For example, intrusion detection systems can watch for port scans during the reconnaissance stage or use web analytics to determine if a possible attacker is gathering information. Process controls, like removing Adobe Flash or removing local administrative rights, can also factor into the probability calculations for weaponization.
Markov analysis is used for many types of reliability calculations where a sequence of dependent events can cause system failures. This analysis is typically used to calculate meantime between failure for aviation components, computer networks and other systems (see Cyber Insurance and Cyber Risk).
One type of Markov analysis is called a Markov chain. It is a stochastic method of determining likely the state of a process based on the probability of events where each event is only dependent on the event immediately preceding it.
For example, in the CKC, the exploitation stage occurs only if the delivery stage was successful.
The interdependence of states can be represented using a state transition diagram. The states are noted by A and B. Probability of moving from state A to state B is l and the probability of moving back to state A from state B is m. The probability of remaining in a particular state is represented by 1 minus the probability of moving out of the current state. For state A, the probability of remaining in state A is 1- 1‐l.
Simple Markov Chain StateTransition Diagram
Applying the Markov Chain to the Cyber Kill Chain
The Markov chain can be applied to the CKC to quantify the probability of failure to a cybersecurity system. For this paper, a simple example with static probabilities for the individual components will be used (see Global Cyber Insurance Claims).
Information security defenses are built around preventive, detective and corrective controls.
The probability of remaining in CKC stage will be tied to the preventive controls. The detective and corrective controls will be combined to determine the probability of returning to a previous stage. For example, a corrective control would be the patching of a vulnerable operating system. To also simplify this example, only two stages will be examined.
The CKC Markov chain will be defined from state 1 to state 3 using the following stages: delivery and exploitation.
- In state 1, delivery prevention is working (i.e., the firewall is blocking spam emails at a 97 percent rate).
- In state 2, the delivery prevention has failed and exploitation prevention is working (i.e., users are trained not to open .exe attachments at a 70 percent rate and report the email).
- In state 3, exploitation prevention has failed.

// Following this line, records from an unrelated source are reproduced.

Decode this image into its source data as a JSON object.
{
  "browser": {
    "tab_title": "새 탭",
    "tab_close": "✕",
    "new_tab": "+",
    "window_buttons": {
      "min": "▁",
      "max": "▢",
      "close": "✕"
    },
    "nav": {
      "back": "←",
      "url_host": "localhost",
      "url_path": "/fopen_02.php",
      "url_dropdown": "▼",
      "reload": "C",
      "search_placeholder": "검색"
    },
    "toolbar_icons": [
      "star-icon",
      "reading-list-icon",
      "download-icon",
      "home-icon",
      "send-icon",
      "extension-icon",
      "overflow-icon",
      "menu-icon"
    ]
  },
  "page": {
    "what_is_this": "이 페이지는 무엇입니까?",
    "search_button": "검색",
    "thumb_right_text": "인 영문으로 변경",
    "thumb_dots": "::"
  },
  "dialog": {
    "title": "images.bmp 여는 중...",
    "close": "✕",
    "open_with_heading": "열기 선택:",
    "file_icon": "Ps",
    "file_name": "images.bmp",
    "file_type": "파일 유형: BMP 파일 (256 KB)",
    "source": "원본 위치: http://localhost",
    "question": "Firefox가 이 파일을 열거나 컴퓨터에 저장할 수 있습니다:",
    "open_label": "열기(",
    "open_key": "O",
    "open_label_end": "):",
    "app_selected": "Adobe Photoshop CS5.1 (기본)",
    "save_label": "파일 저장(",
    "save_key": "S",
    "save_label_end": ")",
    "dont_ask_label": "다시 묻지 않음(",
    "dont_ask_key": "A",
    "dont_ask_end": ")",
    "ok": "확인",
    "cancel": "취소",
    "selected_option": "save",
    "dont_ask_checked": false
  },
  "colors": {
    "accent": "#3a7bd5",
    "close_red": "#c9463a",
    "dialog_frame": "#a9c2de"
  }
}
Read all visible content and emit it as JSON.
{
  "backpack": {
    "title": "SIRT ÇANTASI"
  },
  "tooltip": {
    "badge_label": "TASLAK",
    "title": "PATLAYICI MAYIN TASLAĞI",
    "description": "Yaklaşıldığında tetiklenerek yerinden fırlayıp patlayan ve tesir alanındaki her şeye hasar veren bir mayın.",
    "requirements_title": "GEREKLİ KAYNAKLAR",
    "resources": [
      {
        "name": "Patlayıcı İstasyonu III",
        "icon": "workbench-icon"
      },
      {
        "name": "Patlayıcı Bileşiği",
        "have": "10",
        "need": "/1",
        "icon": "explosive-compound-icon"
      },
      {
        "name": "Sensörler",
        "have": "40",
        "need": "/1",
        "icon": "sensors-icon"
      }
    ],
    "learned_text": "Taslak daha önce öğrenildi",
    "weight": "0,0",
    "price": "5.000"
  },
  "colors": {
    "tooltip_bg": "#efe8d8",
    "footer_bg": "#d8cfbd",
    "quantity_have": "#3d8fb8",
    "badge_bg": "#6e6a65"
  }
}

For this example, there will be a small probability that the exploitation is detected by other tools (10 percent) and the chain returns to state 2.
Cyber Kill Chain Transition Diagram
The CKC model allows the various tools and processes used in cybersecurity to be grouped in a logical sequence. With this logical sequence established, stochastic reliability analysis can be used to determine the probability of failure.
In this example, a very simplistic model with static probabilities was used. More robust and complex probabilities, such as Weibull, would be used when the reliabilities of the individual security tools are better understood.
Additionally, companies have increased their sharing of threat information. Better sharing between companies will greatly improve the understanding of the reliability rates of these cyber protection tools (see Embedding Cyber Risk in Risk Management).
As demonstrated, applying reliability methodology to cybersecurity systems can help quantify the likelihood of a cyber protection failure. Once the likelihood of failure is estimated, actuarial analysis used for insurance products such as term life could be applied to cyber systems.
The views expressed herein are those of the author and do not necessarily represent those of the Federal Reserve Bank of Boston or the Federal Reserve System.
AUTHOR: Steven Dionisi – a commissioned IT examiner at the Federal Reserve Bank in Boston